Education

Scientists, Engineers Pledge To Take Leading Role in Reform

By Peter West — March 25, 1992 2 min read
  • Short-term, “one-shot efforts’’ to improve science education should be avoided and that scientists should be encouraged to volunteer to teach classes and to play a “key role’’ in in-service teacher education.

After spending six days analyzing the current state of science teaching, the 30 participants decided that “significant change in science education is necessary and significant change is possible.’'

The science-resources center--a joint body of the Smithsonian Institution and the National Academy of Sciences--will use the recommendations in pursuing a newly launched, long-term effort dubbed the National Elementary Science Leadership Initiative.

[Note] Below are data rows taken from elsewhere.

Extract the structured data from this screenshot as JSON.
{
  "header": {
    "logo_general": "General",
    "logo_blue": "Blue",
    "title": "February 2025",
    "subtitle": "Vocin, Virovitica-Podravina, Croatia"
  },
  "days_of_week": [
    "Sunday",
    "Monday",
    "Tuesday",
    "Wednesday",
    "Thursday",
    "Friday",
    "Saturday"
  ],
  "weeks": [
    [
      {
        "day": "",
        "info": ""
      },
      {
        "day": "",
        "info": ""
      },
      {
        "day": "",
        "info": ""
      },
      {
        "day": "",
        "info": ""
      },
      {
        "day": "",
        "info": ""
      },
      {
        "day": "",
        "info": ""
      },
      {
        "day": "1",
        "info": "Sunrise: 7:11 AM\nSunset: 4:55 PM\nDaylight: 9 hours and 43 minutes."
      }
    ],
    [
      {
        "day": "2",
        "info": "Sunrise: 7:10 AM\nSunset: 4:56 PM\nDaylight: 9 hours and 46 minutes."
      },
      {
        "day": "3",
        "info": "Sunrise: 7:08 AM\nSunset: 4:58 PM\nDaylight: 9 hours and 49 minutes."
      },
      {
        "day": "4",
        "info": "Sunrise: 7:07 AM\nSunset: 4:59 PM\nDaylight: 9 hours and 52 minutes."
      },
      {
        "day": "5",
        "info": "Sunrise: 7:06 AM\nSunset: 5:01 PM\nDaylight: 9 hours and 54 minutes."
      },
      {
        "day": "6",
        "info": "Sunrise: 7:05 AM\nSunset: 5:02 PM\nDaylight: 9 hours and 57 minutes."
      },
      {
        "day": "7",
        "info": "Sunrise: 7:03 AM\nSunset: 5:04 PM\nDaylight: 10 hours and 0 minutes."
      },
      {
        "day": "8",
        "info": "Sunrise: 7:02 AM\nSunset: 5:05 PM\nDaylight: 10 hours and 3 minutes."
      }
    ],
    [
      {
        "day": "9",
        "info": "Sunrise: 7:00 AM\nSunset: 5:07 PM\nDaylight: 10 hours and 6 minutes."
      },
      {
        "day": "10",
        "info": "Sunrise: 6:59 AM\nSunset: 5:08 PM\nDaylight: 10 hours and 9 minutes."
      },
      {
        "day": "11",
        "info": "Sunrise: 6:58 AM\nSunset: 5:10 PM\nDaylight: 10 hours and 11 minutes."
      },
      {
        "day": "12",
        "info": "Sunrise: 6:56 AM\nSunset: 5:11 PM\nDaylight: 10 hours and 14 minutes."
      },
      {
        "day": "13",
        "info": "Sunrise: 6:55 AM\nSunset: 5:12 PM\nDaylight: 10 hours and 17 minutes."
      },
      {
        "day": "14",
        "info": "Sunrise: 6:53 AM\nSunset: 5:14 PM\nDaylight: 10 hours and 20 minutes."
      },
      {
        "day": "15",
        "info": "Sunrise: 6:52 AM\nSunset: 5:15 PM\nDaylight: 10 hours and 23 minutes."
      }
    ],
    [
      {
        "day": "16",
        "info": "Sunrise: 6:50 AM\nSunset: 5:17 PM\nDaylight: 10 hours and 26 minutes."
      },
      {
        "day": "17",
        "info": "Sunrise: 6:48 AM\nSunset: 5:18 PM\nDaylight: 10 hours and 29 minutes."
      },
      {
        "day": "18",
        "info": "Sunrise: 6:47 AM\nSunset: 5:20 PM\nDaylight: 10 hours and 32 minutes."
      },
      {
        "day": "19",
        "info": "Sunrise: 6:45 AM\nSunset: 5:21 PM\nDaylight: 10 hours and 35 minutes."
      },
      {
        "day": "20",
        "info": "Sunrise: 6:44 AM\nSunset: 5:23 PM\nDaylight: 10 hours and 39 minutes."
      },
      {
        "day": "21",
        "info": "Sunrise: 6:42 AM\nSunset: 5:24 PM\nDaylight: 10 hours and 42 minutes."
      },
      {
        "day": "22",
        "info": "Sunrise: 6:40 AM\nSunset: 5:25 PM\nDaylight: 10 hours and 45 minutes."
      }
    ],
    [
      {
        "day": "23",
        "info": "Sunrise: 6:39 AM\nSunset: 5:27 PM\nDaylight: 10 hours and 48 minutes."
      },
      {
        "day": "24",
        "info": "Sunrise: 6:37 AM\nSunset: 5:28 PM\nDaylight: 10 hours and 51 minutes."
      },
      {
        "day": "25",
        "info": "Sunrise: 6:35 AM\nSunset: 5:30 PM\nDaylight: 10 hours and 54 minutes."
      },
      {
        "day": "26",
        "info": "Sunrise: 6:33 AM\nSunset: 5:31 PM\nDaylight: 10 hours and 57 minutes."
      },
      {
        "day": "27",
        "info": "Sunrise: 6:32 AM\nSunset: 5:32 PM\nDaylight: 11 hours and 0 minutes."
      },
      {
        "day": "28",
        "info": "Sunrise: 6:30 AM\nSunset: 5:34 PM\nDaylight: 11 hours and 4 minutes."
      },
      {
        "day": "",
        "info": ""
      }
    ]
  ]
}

To make science education both more effective for students and more representative of the real world in which working scientists operate, conference participants recommended that scientists, not educators, should take the initiative in ensuring the development of high-quality collaborative efforts that draw together teachers, administrators, scientists, and researchers.

“Scientists and engineers must take the lead in bringing about this collaboration,’' they stated. “And ... there is a need to recruit more [of them] to become engaged in these efforts.’'

Many of the recommendations are targeted at a “systemic approach’’ to improving the delivery of science education at the district level.

But conferees also stressed that scientists should actively participate in the national standards-setting process for science curriculum, teaching, and assessment that has been undertaken by the national academy’s Coordinating Council for Education.

No ‘One Shot’ Plans

The group also concluded that:

  • Short-term, “one-shot efforts’’ to improve science education should be avoided and that scientists should be encouraged to volunteer to teach classes and to play a “key role’’ in in-service teacher education.

  • It is essential “to build a local base of political support for reform that includes teachers, scientists, parents, and local business and industry.’'

  • A “critical need’’ exists to develop a “new generation of inquiry-based science curriculum materials for middle and high schools’’ and that such materials can most effectively be produced through “collaborative efforts’’ of scientists and teachers.

  • There is a related need to produce complex, alternative forms of assessment that, while incorporating some multiple-choice elements, must work to develop “higher-order thinking skills.’'

  • Scientists should play a proactive role in developing high-quality pre-service education programs in an effort to break an unproductive cycle in which teachers “teach as they were taught.’'

A version of this article appeared in the March 25, 1992 edition of Education Week as Scientists, Engineers Pledge To Take Leading Role in Reform